What is required :: The expected answer is the data below, printed verbatim without its pictures.

::: Material for this exercise :::

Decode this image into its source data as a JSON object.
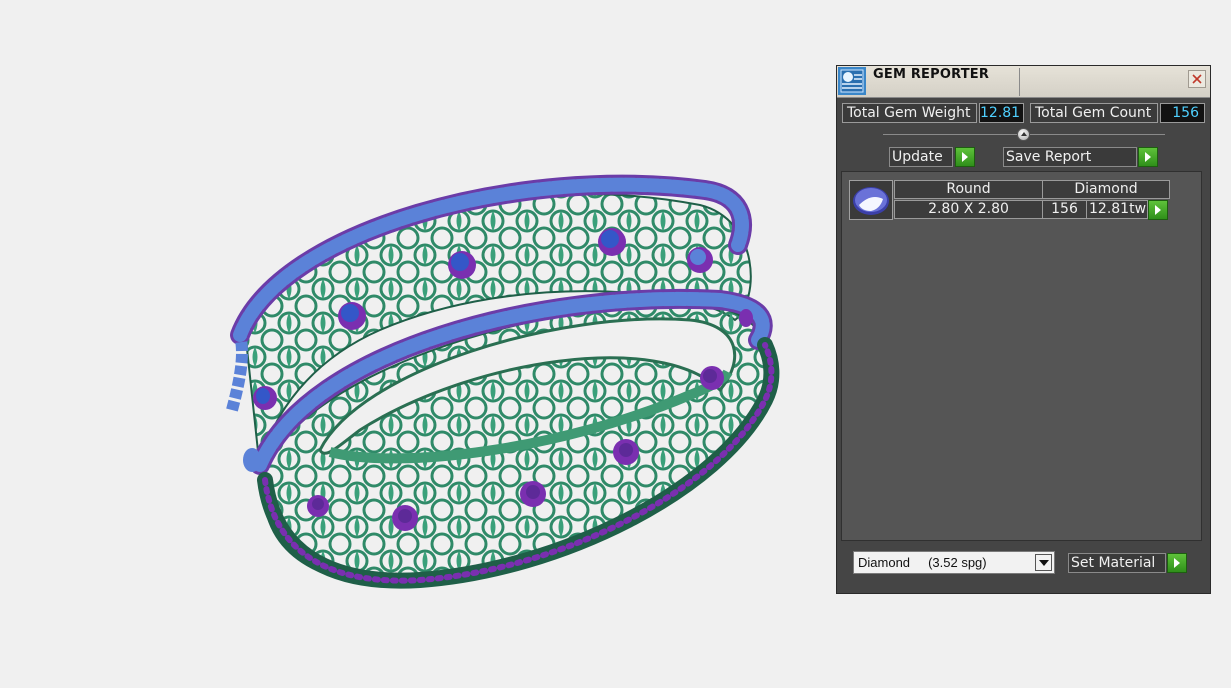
{
  "panel": {
    "title": "GEM REPORTER",
    "icons": {
      "app": "gem-reporter-icon",
      "close": "close-icon",
      "slider": "slider-knob-icon",
      "go": "play-arrow-icon"
    },
    "total_weight_label": "Total Gem Weight",
    "total_weight_value": "12.81",
    "total_count_label": "Total Gem Count",
    "total_count_value": "156",
    "update_label": "Update",
    "save_report_label": "Save Report",
    "gem_row": {
      "shape": "Round",
      "material": "Diamond",
      "size": "2.80 X 2.80",
      "count": "156",
      "weight": "12.81tw"
    },
    "material_select": "Diamond     (3.52 spg)",
    "set_material_label": "Set Material"
  },
  "colors": {
    "panel_bg": "#454545",
    "value_text": "#4fd0ff",
    "go_button": "#3fa52a",
    "metal": "#2f8a68",
    "band_stones": "#5b82d8",
    "prongs": "#7a2fb0"
  }
}
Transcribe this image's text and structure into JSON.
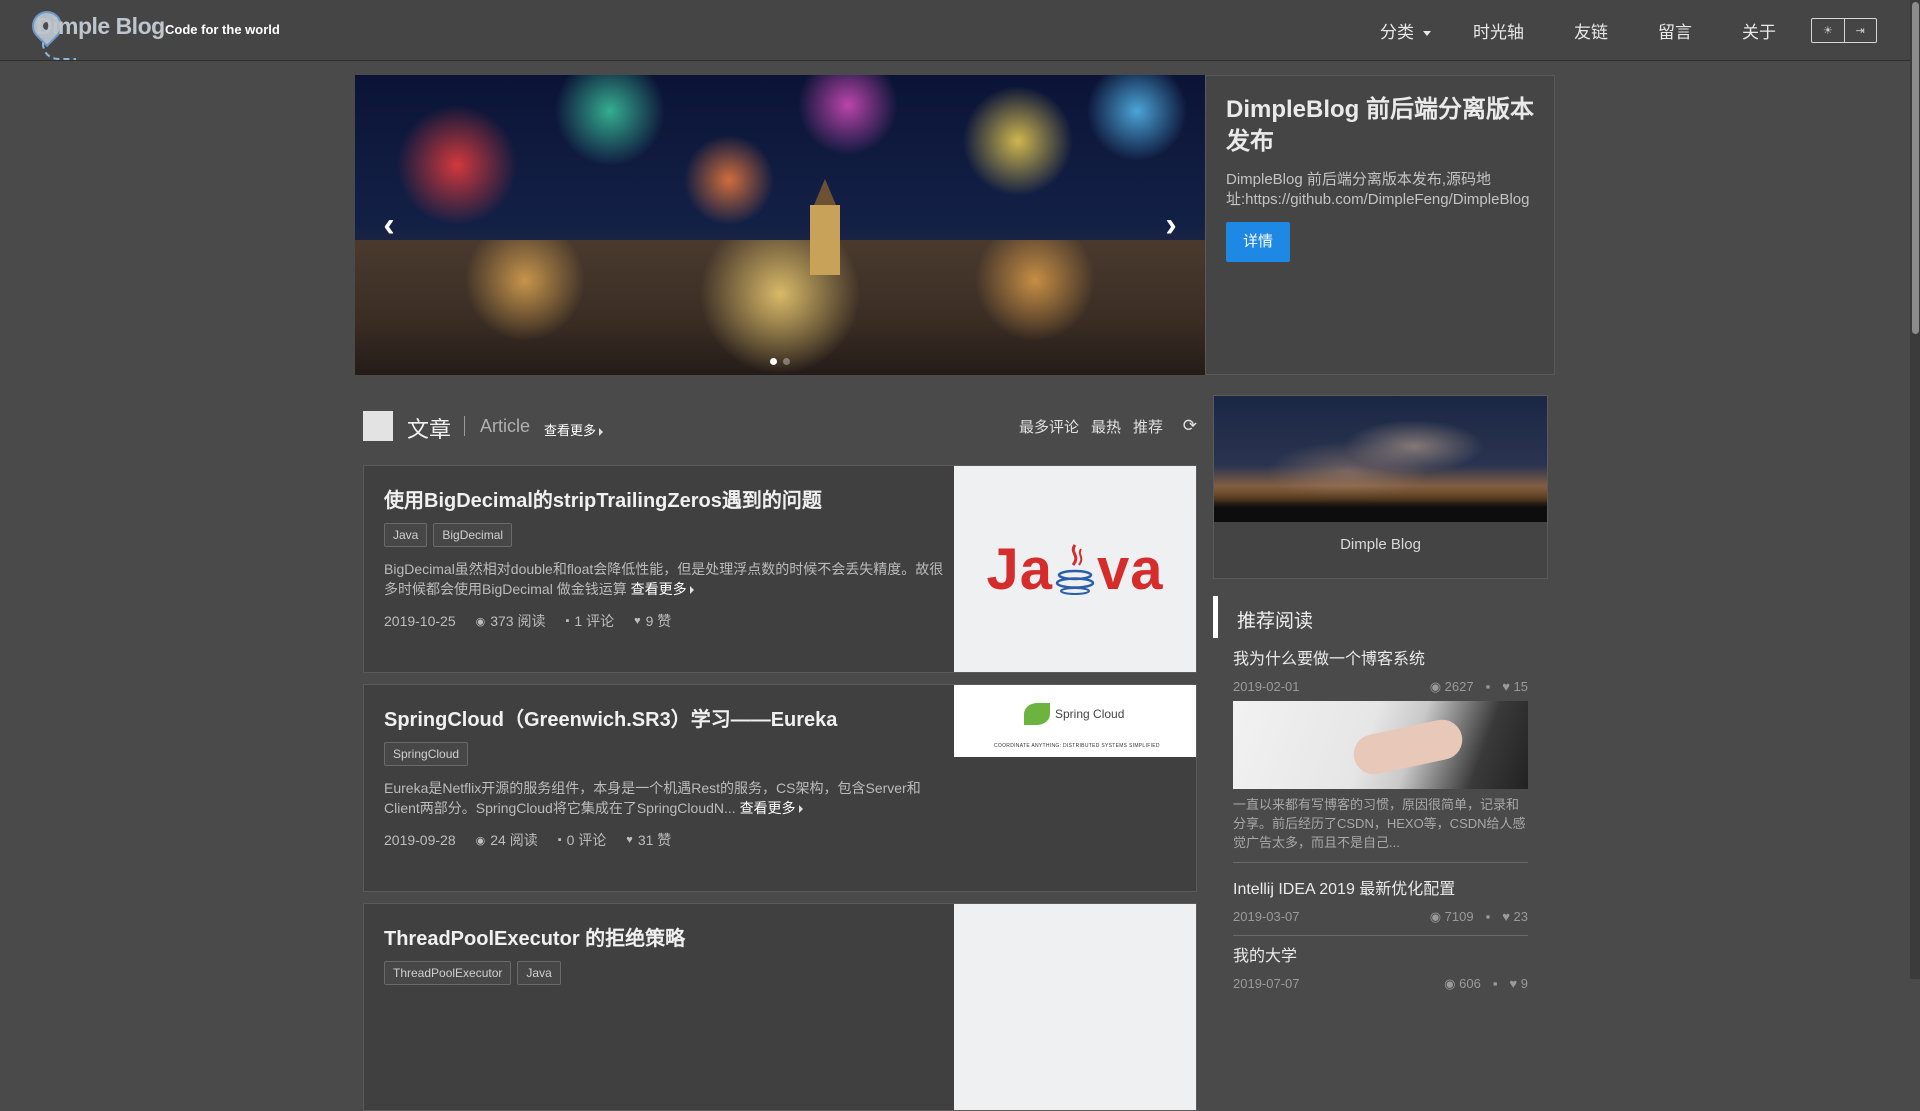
{
  "header": {
    "logo_text": "Dimple Blog",
    "slogan": "Code for the world",
    "nav": [
      "分类",
      "时光轴",
      "友链",
      "留言",
      "关于"
    ],
    "toggle": [
      "☀",
      "⇥"
    ]
  },
  "carousel": {
    "prev": "‹",
    "next": "›",
    "slide_count": 2,
    "active_slide": 1
  },
  "featured": {
    "title": "DimpleBlog 前后端分离版本发布",
    "desc": "DimpleBlog 前后端分离版本发布,源码地址:https://github.com/DimpleFeng/DimpleBlog",
    "button": "详情"
  },
  "articles_section": {
    "title_zh": "文章",
    "title_en": "Article",
    "more": "查看更多",
    "sorts": [
      "最多评论",
      "最热",
      "推荐"
    ],
    "refresh_icon": "⟳"
  },
  "articles": [
    {
      "title": "使用BigDecimal的stripTrailingZeros遇到的问题",
      "tags": [
        "Java",
        "BigDecimal"
      ],
      "desc": "BigDecimal虽然相对double和float会降低性能，但是处理浮点数的时候不会丢失精度。故很多时候都会使用BigDecimal 做金钱运算",
      "more": "查看更多",
      "date": "2019-10-25",
      "reads": "373 阅读",
      "comments": "1 评论",
      "likes": "9 赞",
      "image": "java-logo"
    },
    {
      "title": "SpringCloud（Greenwich.SR3）学习——Eureka",
      "tags": [
        "SpringCloud"
      ],
      "desc": "Eureka是Netflix开源的服务组件，本身是一个机遇Rest的服务，CS架构，包含Server和Client两部分。SpringCloud将它集成在了SpringCloudN...",
      "more": "查看更多",
      "date": "2019-09-28",
      "reads": "24 阅读",
      "comments": "0 评论",
      "likes": "31 赞",
      "image": "spring-cloud-logo",
      "image_text": "Spring Cloud",
      "image_subtext": "COORDINATE ANYTHING: DISTRIBUTED SYSTEMS SIMPLIFIED"
    },
    {
      "title": "ThreadPoolExecutor 的拒绝策略",
      "tags": [
        "ThreadPoolExecutor",
        "Java"
      ],
      "image": "blank"
    }
  ],
  "profile": {
    "name": "Dimple Blog"
  },
  "recommended": {
    "title": "推荐阅读",
    "items": [
      {
        "title": "我为什么要做一个博客系统",
        "date": "2019-02-01",
        "reads": "2627",
        "likes": "15",
        "desc": "一直以来都有写博客的习惯，原因很简单，记录和分享。前后经历了CSDN，HEXO等，CSDN给人感觉广告太多，而且不是自己..."
      },
      {
        "title": "Intellij IDEA 2019 最新优化配置",
        "date": "2019-03-07",
        "reads": "7109",
        "likes": "23"
      },
      {
        "title": "我的大学",
        "date": "2019-07-07",
        "reads": "606",
        "likes": "9"
      }
    ]
  },
  "icons": {
    "eye": "◉",
    "comment": "▪",
    "heart": "♥"
  }
}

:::

Answer to this exercise ::
Decode this image into its source data as a JSON object.
{
  "panel": {
    "title": "GEM REPORTER",
    "icons": {
      "app": "gem-reporter-icon",
      "close": "close-icon",
      "slider": "slider-knob-icon",
      "go": "play-arrow-icon"
    },
    "total_weight_label": "Total Gem Weight",
    "total_weight_value": "12.81",
    "total_count_label": "Total Gem Count",
    "total_count_value": "156",
    "update_label": "Update",
    "save_report_label": "Save Report",
    "gem_row": {
      "shape": "Round",
      "material": "Diamond",
      "size": "2.80 X 2.80",
      "count": "156",
      "weight": "12.81tw"
    },
    "material_select": "Diamond     (3.52 spg)",
    "set_material_label": "Set Material"
  },
  "colors": {
    "panel_bg": "#454545",
    "value_text": "#4fd0ff",
    "go_button": "#3fa52a",
    "metal": "#2f8a68",
    "band_stones": "#5b82d8",
    "prongs": "#7a2fb0"
  }
}
Transcribe this image's text and structure into JSON.
{
  "header": {
    "logo_text": "Dimple Blog",
    "slogan": "Code for the world",
    "nav": [
      "分类",
      "时光轴",
      "友链",
      "留言",
      "关于"
    ],
    "toggle": [
      "☀",
      "⇥"
    ]
  },
  "carousel": {
    "prev": "‹",
    "next": "›",
    "slide_count": 2,
    "active_slide": 1
  },
  "featured": {
    "title": "DimpleBlog 前后端分离版本发布",
    "desc": "DimpleBlog 前后端分离版本发布,源码地址:https://github.com/DimpleFeng/DimpleBlog",
    "button": "详情"
  },
  "articles_section": {
    "title_zh": "文章",
    "title_en": "Article",
    "more": "查看更多",
    "sorts": [
      "最多评论",
      "最热",
      "推荐"
    ],
    "refresh_icon": "⟳"
  },
  "articles": [
    {
      "title": "使用BigDecimal的stripTrailingZeros遇到的问题",
      "tags": [
        "Java",
        "BigDecimal"
      ],
      "desc": "BigDecimal虽然相对double和float会降低性能，但是处理浮点数的时候不会丢失精度。故很多时候都会使用BigDecimal 做金钱运算",
      "more": "查看更多",
      "date": "2019-10-25",
      "reads": "373 阅读",
      "comments": "1 评论",
      "likes": "9 赞",
      "image": "java-logo"
    },
    {
      "title": "SpringCloud（Greenwich.SR3）学习——Eureka",
      "tags": [
        "SpringCloud"
      ],
      "desc": "Eureka是Netflix开源的服务组件，本身是一个机遇Rest的服务，CS架构，包含Server和Client两部分。SpringCloud将它集成在了SpringCloudN...",
      "more": "查看更多",
      "date": "2019-09-28",
      "reads": "24 阅读",
      "comments": "0 评论",
      "likes": "31 赞",
      "image": "spring-cloud-logo",
      "image_text": "Spring Cloud",
      "image_subtext": "COORDINATE ANYTHING: DISTRIBUTED SYSTEMS SIMPLIFIED"
    },
    {
      "title": "ThreadPoolExecutor 的拒绝策略",
      "tags": [
        "ThreadPoolExecutor",
        "Java"
      ],
      "image": "blank"
    }
  ],
  "profile": {
    "name": "Dimple Blog"
  },
  "recommended": {
    "title": "推荐阅读",
    "items": [
      {
        "title": "我为什么要做一个博客系统",
        "date": "2019-02-01",
        "reads": "2627",
        "likes": "15",
        "desc": "一直以来都有写博客的习惯，原因很简单，记录和分享。前后经历了CSDN，HEXO等，CSDN给人感觉广告太多，而且不是自己..."
      },
      {
        "title": "Intellij IDEA 2019 最新优化配置",
        "date": "2019-03-07",
        "reads": "7109",
        "likes": "23"
      },
      {
        "title": "我的大学",
        "date": "2019-07-07",
        "reads": "606",
        "likes": "9"
      }
    ]
  },
  "icons": {
    "eye": "◉",
    "comment": "▪",
    "heart": "♥"
  }
}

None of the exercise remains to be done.